##### Records for the task

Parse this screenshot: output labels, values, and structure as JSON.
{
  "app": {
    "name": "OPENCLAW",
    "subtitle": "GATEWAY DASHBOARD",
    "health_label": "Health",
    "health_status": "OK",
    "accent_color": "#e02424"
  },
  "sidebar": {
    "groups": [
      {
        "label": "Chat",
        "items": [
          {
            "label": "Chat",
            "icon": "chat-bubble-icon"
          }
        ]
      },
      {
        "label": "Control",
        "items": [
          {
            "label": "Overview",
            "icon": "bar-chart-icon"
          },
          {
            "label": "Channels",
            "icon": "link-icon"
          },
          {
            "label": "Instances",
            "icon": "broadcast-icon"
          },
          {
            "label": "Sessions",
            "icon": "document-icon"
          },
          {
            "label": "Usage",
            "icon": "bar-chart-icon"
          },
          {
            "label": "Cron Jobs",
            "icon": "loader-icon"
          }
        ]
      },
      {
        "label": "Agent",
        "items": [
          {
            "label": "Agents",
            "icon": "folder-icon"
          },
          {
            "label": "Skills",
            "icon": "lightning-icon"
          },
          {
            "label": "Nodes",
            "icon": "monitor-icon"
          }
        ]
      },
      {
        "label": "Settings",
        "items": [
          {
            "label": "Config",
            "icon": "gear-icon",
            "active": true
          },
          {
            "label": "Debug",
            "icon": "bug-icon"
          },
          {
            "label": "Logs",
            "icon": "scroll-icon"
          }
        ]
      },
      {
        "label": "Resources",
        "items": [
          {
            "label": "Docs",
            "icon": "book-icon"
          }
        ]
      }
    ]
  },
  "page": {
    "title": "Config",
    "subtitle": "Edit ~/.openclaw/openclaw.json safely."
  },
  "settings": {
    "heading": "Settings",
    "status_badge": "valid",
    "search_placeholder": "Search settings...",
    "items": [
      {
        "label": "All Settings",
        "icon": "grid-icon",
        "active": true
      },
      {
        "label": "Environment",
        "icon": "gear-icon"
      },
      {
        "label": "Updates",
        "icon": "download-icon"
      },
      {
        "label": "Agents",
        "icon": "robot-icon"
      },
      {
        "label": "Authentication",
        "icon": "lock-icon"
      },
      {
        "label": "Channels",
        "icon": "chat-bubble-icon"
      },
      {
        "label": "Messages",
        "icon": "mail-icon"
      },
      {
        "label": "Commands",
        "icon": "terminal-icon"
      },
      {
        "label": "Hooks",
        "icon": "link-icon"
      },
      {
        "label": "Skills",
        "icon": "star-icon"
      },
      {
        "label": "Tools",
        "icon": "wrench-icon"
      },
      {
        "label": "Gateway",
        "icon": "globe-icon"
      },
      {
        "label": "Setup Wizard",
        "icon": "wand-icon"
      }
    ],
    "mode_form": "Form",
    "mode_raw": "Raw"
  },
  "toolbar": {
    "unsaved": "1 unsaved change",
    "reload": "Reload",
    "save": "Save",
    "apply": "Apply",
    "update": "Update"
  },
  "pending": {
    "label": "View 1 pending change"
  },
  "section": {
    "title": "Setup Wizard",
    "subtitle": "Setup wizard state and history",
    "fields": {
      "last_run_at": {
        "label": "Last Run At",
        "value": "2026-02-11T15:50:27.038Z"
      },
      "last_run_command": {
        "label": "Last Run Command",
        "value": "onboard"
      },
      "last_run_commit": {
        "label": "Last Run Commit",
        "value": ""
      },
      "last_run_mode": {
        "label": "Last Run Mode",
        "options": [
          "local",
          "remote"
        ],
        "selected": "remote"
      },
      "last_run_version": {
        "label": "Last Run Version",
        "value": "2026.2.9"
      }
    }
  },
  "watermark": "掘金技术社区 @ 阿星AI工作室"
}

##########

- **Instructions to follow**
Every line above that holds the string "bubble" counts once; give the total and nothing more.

- **Result**
2